START RECORDED INFORMATION
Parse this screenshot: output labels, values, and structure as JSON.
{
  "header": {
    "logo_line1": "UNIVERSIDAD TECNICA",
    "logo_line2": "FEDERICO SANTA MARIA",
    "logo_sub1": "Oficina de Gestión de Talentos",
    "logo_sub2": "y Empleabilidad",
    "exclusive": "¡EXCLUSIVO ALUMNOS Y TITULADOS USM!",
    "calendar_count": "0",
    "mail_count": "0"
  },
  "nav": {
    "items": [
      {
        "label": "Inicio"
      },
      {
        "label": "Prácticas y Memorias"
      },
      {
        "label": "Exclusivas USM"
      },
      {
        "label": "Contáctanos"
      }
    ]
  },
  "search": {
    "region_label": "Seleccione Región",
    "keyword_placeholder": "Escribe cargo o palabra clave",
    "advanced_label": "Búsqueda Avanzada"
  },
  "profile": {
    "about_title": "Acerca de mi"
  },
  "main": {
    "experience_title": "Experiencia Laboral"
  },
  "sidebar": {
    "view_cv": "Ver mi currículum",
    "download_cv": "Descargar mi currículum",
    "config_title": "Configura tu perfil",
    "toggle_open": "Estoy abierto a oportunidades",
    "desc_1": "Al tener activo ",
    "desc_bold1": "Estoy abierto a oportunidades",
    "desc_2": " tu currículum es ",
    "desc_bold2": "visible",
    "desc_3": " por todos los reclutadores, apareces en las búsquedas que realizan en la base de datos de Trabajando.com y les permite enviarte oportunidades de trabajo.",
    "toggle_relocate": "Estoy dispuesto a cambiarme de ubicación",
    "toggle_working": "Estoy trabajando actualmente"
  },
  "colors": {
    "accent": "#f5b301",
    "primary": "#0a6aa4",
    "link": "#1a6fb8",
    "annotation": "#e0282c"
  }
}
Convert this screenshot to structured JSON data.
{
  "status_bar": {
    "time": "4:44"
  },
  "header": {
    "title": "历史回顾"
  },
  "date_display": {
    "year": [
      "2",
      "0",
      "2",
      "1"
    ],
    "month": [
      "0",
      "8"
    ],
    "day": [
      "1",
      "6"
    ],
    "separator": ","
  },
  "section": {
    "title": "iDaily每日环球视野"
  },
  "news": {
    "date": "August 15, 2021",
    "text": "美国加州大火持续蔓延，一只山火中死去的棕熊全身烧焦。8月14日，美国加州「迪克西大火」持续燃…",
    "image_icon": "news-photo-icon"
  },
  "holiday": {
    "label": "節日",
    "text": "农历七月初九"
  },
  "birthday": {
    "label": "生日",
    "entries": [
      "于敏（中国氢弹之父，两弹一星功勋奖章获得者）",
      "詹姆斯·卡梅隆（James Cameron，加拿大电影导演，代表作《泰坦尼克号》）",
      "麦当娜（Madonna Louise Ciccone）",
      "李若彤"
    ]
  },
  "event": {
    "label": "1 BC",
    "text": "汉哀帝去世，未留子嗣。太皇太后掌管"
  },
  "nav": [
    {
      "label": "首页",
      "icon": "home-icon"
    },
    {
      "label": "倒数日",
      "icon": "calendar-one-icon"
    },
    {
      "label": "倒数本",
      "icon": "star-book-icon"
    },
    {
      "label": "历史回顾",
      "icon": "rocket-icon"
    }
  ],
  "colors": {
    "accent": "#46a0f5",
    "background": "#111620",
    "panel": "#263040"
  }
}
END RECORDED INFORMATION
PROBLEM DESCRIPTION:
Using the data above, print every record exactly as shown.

WRITTEN ANSWER:
Parse this screenshot: output labels, values, and structure as JSON.
{
  "header": {
    "logo_line1": "UNIVERSIDAD TECNICA",
    "logo_line2": "FEDERICO SANTA MARIA",
    "logo_sub1": "Oficina de Gestión de Talentos",
    "logo_sub2": "y Empleabilidad",
    "exclusive": "¡EXCLUSIVO ALUMNOS Y TITULADOS USM!",
    "calendar_count": "0",
    "mail_count": "0"
  },
  "nav": {
    "items": [
      {
        "label": "Inicio"
      },
      {
        "label": "Prácticas y Memorias"
      },
      {
        "label": "Exclusivas USM"
      },
      {
        "label": "Contáctanos"
      }
    ]
  },
  "search": {
    "region_label": "Seleccione Región",
    "keyword_placeholder": "Escribe cargo o palabra clave",
    "advanced_label": "Búsqueda Avanzada"
  },
  "profile": {
    "about_title": "Acerca de mi"
  },
  "main": {
    "experience_title": "Experiencia Laboral"
  },
  "sidebar": {
    "view_cv": "Ver mi currículum",
    "download_cv": "Descargar mi currículum",
    "config_title": "Configura tu perfil",
    "toggle_open": "Estoy abierto a oportunidades",
    "desc_1": "Al tener activo ",
    "desc_bold1": "Estoy abierto a oportunidades",
    "desc_2": " tu currículum es ",
    "desc_bold2": "visible",
    "desc_3": " por todos los reclutadores, apareces en las búsquedas que realizan en la base de datos de Trabajando.com y les permite enviarte oportunidades de trabajo.",
    "toggle_relocate": "Estoy dispuesto a cambiarme de ubicación",
    "toggle_working": "Estoy trabajando actualmente"
  },
  "colors": {
    "accent": "#f5b301",
    "primary": "#0a6aa4",
    "link": "#1a6fb8",
    "annotation": "#e0282c"
  }
}
Convert this screenshot to structured JSON data.
{
  "status_bar": {
    "time": "4:44"
  },
  "header": {
    "title": "历史回顾"
  },
  "date_display": {
    "year": [
      "2",
      "0",
      "2",
      "1"
    ],
    "month": [
      "0",
      "8"
    ],
    "day": [
      "1",
      "6"
    ],
    "separator": ","
  },
  "section": {
    "title": "iDaily每日环球视野"
  },
  "news": {
    "date": "August 15, 2021",
    "text": "美国加州大火持续蔓延，一只山火中死去的棕熊全身烧焦。8月14日，美国加州「迪克西大火」持续燃…",
    "image_icon": "news-photo-icon"
  },
  "holiday": {
    "label": "節日",
    "text": "农历七月初九"
  },
  "birthday": {
    "label": "生日",
    "entries": [
      "于敏（中国氢弹之父，两弹一星功勋奖章获得者）",
      "詹姆斯·卡梅隆（James Cameron，加拿大电影导演，代表作《泰坦尼克号》）",
      "麦当娜（Madonna Louise Ciccone）",
      "李若彤"
    ]
  },
  "event": {
    "label": "1 BC",
    "text": "汉哀帝去世，未留子嗣。太皇太后掌管"
  },
  "nav": [
    {
      "label": "首页",
      "icon": "home-icon"
    },
    {
      "label": "倒数日",
      "icon": "calendar-one-icon"
    },
    {
      "label": "倒数本",
      "icon": "star-book-icon"
    },
    {
      "label": "历史回顾",
      "icon": "rocket-icon"
    }
  ],
  "colors": {
    "accent": "#46a0f5",
    "background": "#111620",
    "panel": "#263040"
  }
}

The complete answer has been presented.